[Records for the task]
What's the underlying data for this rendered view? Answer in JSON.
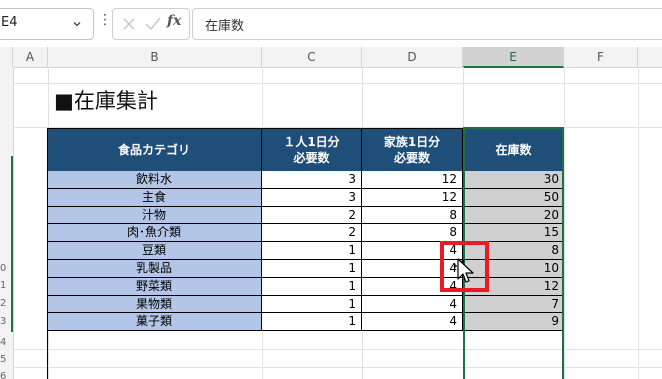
{
  "formula_bar": {
    "name_box": "E4",
    "more_glyph": "⋮",
    "cancel_icon": "cancel-icon",
    "enter_icon": "enter-icon",
    "fx_label": "fx",
    "formula_value": "在庫数"
  },
  "sheet": {
    "columns": [
      "A",
      "B",
      "C",
      "D",
      "E",
      "F"
    ],
    "selected_column": "E",
    "row_numbers": [
      "",
      "",
      "",
      "",
      "",
      "",
      "",
      "",
      "",
      "0",
      "1",
      "2",
      "3",
      "4",
      "5",
      "6"
    ],
    "title": "■在庫集計",
    "table": {
      "headers": [
        "食品カテゴリ",
        "１人1日分\n必要数",
        "家族1日分\n必要数",
        "在庫数"
      ],
      "rows": [
        {
          "category": "飲料水",
          "per_person": "3",
          "family": "12",
          "stock": "30"
        },
        {
          "category": "主食",
          "per_person": "3",
          "family": "12",
          "stock": "50"
        },
        {
          "category": "汁物",
          "per_person": "2",
          "family": "8",
          "stock": "20"
        },
        {
          "category": "肉･魚介類",
          "per_person": "2",
          "family": "8",
          "stock": "15"
        },
        {
          "category": "豆類",
          "per_person": "1",
          "family": "4",
          "stock": "8"
        },
        {
          "category": "乳製品",
          "per_person": "1",
          "family": "4",
          "stock": "10"
        },
        {
          "category": "野菜類",
          "per_person": "1",
          "family": "4",
          "stock": "12"
        },
        {
          "category": "果物類",
          "per_person": "1",
          "family": "4",
          "stock": "7"
        },
        {
          "category": "菓子類",
          "per_person": "1",
          "family": "4",
          "stock": "9"
        }
      ]
    }
  },
  "colors": {
    "header_bg": "#1f4e79",
    "category_bg": "#b4c6e7",
    "stock_bg": "#d0d0d0",
    "selection": "#1e7145",
    "annotation": "#e81c24"
  }
}
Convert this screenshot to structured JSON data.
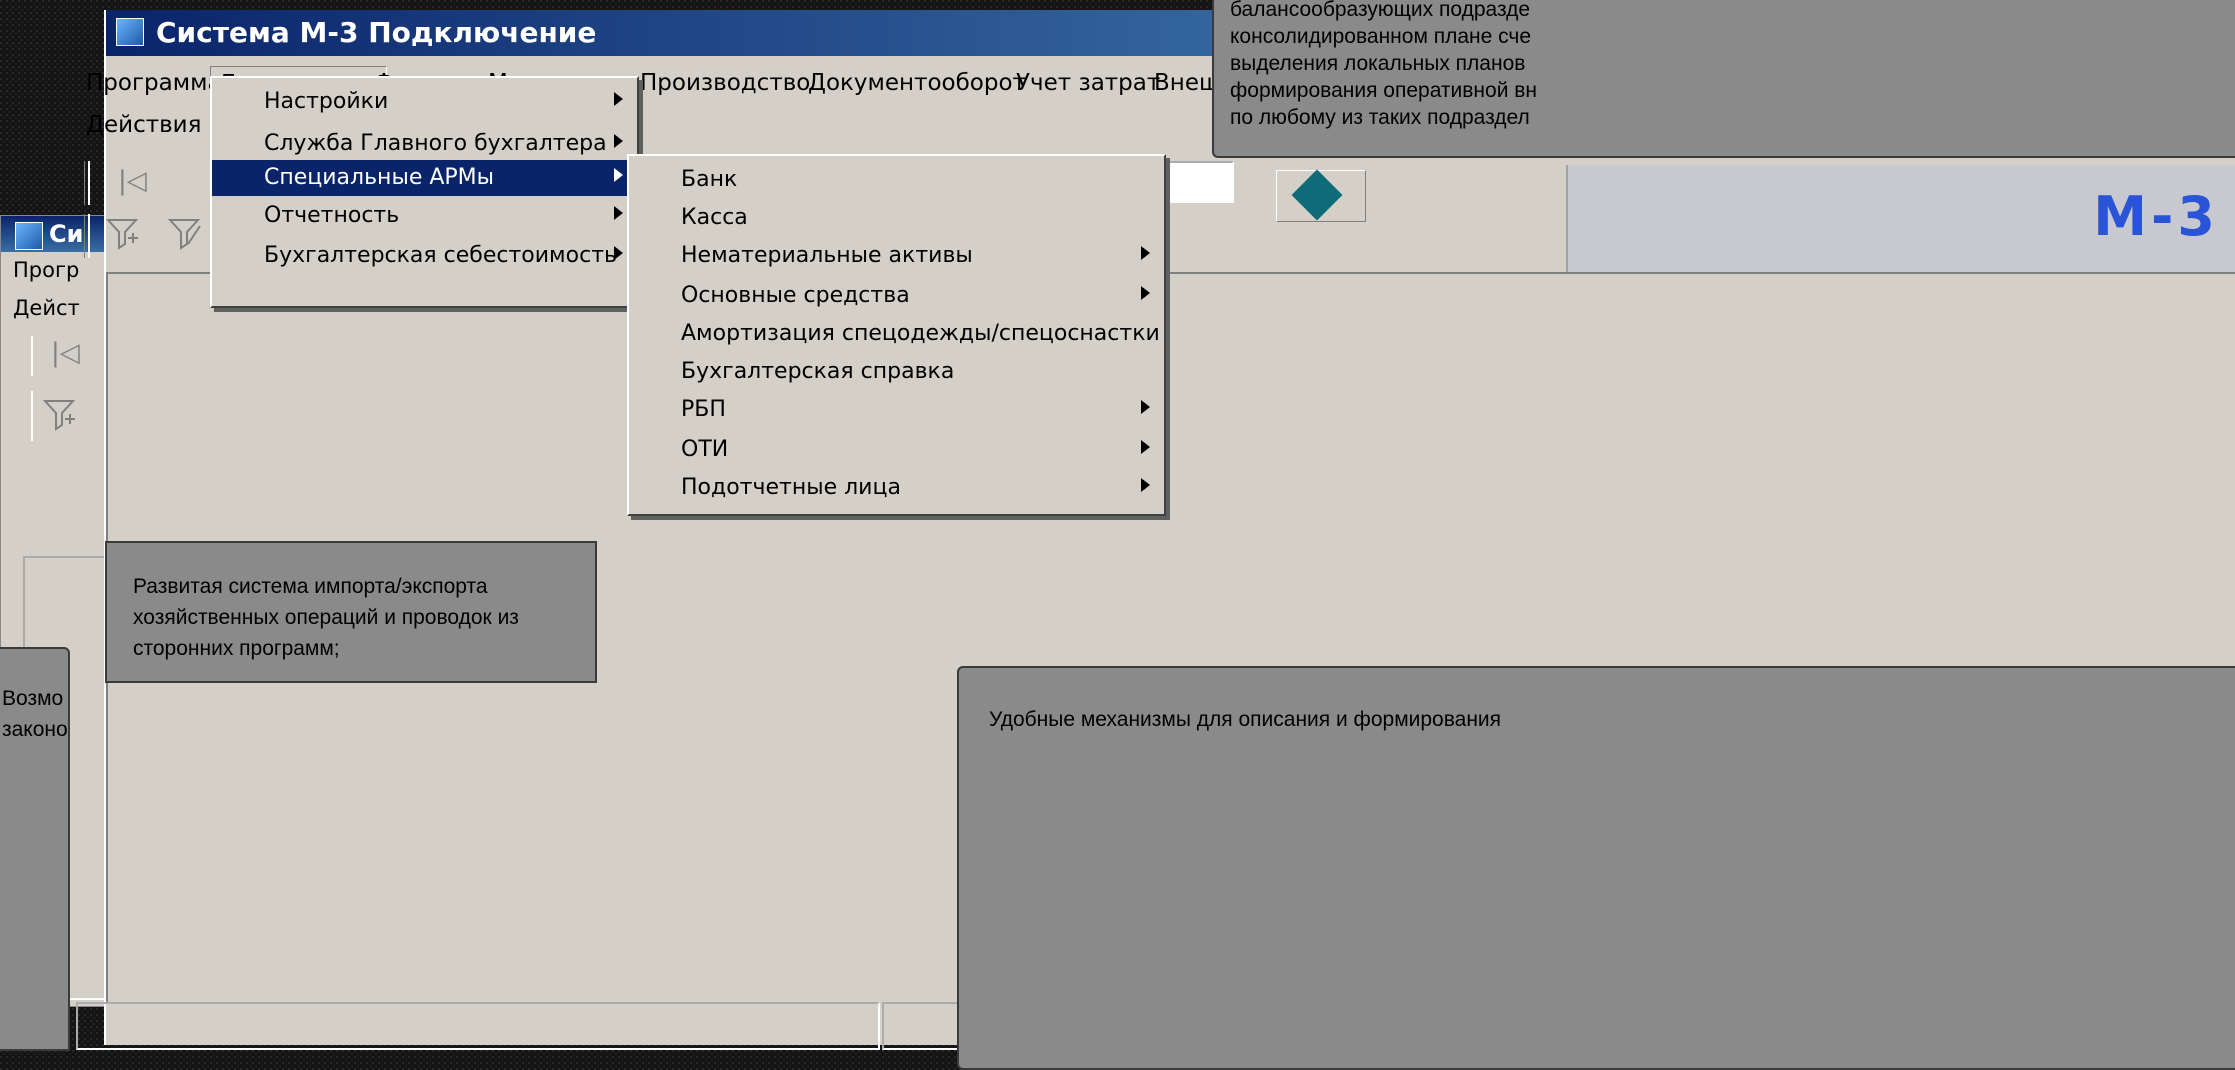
{
  "window": {
    "title": "Система М-3 Подключение",
    "logo_text": "М-3"
  },
  "back_window": {
    "title": "Си",
    "menu_row1": "Прогр",
    "menu_row2": "Дейст"
  },
  "menubar": {
    "items": [
      "Программа",
      "Бухгалтерия",
      "Финансы",
      "Мат. потоки",
      "Производство",
      "Документооборот",
      "Учет затрат",
      "Внешн"
    ],
    "active": "Бухгалтерия",
    "row2": "Действия"
  },
  "menu_buh": {
    "items": [
      {
        "label": "Настройки",
        "submenu": true
      },
      {
        "label": "Служба Главного бухгалтера",
        "submenu": true
      },
      {
        "label": "Специальные АРМы",
        "submenu": true,
        "selected": true
      },
      {
        "label": "Отчетность",
        "submenu": true
      },
      {
        "label": "Бухгалтерская себестоимость",
        "submenu": true
      }
    ]
  },
  "menu_arm": {
    "items": [
      {
        "label": "Банк",
        "submenu": false
      },
      {
        "label": "Касса",
        "submenu": false
      },
      {
        "label": "Нематериальные активы",
        "submenu": true
      },
      {
        "label": "Основные средства",
        "submenu": true
      },
      {
        "label": "Амортизация спецодежды/спецоснастки",
        "submenu": false
      },
      {
        "label": "Бухгалтерская справка",
        "submenu": false
      },
      {
        "label": "РБП",
        "submenu": true
      },
      {
        "label": "ОТИ",
        "submenu": true
      },
      {
        "label": "Подотчетные лица",
        "submenu": true
      }
    ]
  },
  "toolbar": {
    "icons": [
      "first-record-icon",
      "sum-icon",
      "tree-icon",
      "add-icon",
      "edit-icon",
      "remove-icon",
      "confirm-icon",
      "cancel-icon"
    ],
    "filter_icons": [
      "filter-add-icon",
      "filter-remove-icon"
    ]
  },
  "callouts": {
    "import_export": "Развитая система импорта/экспорта хозяйственных операций и проводок из сторонних программ;",
    "top_right": [
      "балансообразующих подразде",
      "консолидированном плане сче",
      "выделения локальных планов",
      "формирования оперативной вн",
      "по любому из таких подраздел"
    ],
    "bottom_right": "Удобные механизмы для описания и формирования",
    "bottom_left": [
      "Возмо",
      "законо"
    ]
  }
}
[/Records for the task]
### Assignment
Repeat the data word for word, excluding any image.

### Written response
What's the underlying data for this rendered view? Answer in JSON.
{
  "formula_bar": {
    "name_box": "E4",
    "more_glyph": "⋮",
    "cancel_icon": "cancel-icon",
    "enter_icon": "enter-icon",
    "fx_label": "fx",
    "formula_value": "在庫数"
  },
  "sheet": {
    "columns": [
      "A",
      "B",
      "C",
      "D",
      "E",
      "F"
    ],
    "selected_column": "E",
    "row_numbers": [
      "",
      "",
      "",
      "",
      "",
      "",
      "",
      "",
      "",
      "0",
      "1",
      "2",
      "3",
      "4",
      "5",
      "6"
    ],
    "title": "■在庫集計",
    "table": {
      "headers": [
        "食品カテゴリ",
        "１人1日分\n必要数",
        "家族1日分\n必要数",
        "在庫数"
      ],
      "rows": [
        {
          "category": "飲料水",
          "per_person": "3",
          "family": "12",
          "stock": "30"
        },
        {
          "category": "主食",
          "per_person": "3",
          "family": "12",
          "stock": "50"
        },
        {
          "category": "汁物",
          "per_person": "2",
          "family": "8",
          "stock": "20"
        },
        {
          "category": "肉･魚介類",
          "per_person": "2",
          "family": "8",
          "stock": "15"
        },
        {
          "category": "豆類",
          "per_person": "1",
          "family": "4",
          "stock": "8"
        },
        {
          "category": "乳製品",
          "per_person": "1",
          "family": "4",
          "stock": "10"
        },
        {
          "category": "野菜類",
          "per_person": "1",
          "family": "4",
          "stock": "12"
        },
        {
          "category": "果物類",
          "per_person": "1",
          "family": "4",
          "stock": "7"
        },
        {
          "category": "菓子類",
          "per_person": "1",
          "family": "4",
          "stock": "9"
        }
      ]
    }
  },
  "colors": {
    "header_bg": "#1f4e79",
    "category_bg": "#b4c6e7",
    "stock_bg": "#d0d0d0",
    "selection": "#1e7145",
    "annotation": "#e81c24"
  }
}
Convert this screenshot to structured JSON data.
{
  "window": {
    "title": "Система М-3 Подключение",
    "logo_text": "М-3"
  },
  "back_window": {
    "title": "Си",
    "menu_row1": "Прогр",
    "menu_row2": "Дейст"
  },
  "menubar": {
    "items": [
      "Программа",
      "Бухгалтерия",
      "Финансы",
      "Мат. потоки",
      "Производство",
      "Документооборот",
      "Учет затрат",
      "Внешн"
    ],
    "active": "Бухгалтерия",
    "row2": "Действия"
  },
  "menu_buh": {
    "items": [
      {
        "label": "Настройки",
        "submenu": true
      },
      {
        "label": "Служба Главного бухгалтера",
        "submenu": true
      },
      {
        "label": "Специальные АРМы",
        "submenu": true,
        "selected": true
      },
      {
        "label": "Отчетность",
        "submenu": true
      },
      {
        "label": "Бухгалтерская себестоимость",
        "submenu": true
      }
    ]
  },
  "menu_arm": {
    "items": [
      {
        "label": "Банк",
        "submenu": false
      },
      {
        "label": "Касса",
        "submenu": false
      },
      {
        "label": "Нематериальные активы",
        "submenu": true
      },
      {
        "label": "Основные средства",
        "submenu": true
      },
      {
        "label": "Амортизация спецодежды/спецоснастки",
        "submenu": false
      },
      {
        "label": "Бухгалтерская справка",
        "submenu": false
      },
      {
        "label": "РБП",
        "submenu": true
      },
      {
        "label": "ОТИ",
        "submenu": true
      },
      {
        "label": "Подотчетные лица",
        "submenu": true
      }
    ]
  },
  "toolbar": {
    "icons": [
      "first-record-icon",
      "sum-icon",
      "tree-icon",
      "add-icon",
      "edit-icon",
      "remove-icon",
      "confirm-icon",
      "cancel-icon"
    ],
    "filter_icons": [
      "filter-add-icon",
      "filter-remove-icon"
    ]
  },
  "callouts": {
    "import_export": "Развитая система импорта/экспорта хозяйственных операций и проводок из сторонних программ;",
    "top_right": [
      "балансообразующих подразде",
      "консолидированном плане сче",
      "выделения локальных планов",
      "формирования оперативной вн",
      "по любому из таких подраздел"
    ],
    "bottom_right": "Удобные механизмы для описания и формирования",
    "bottom_left": [
      "Возмо",
      "законо"
    ]
  }
}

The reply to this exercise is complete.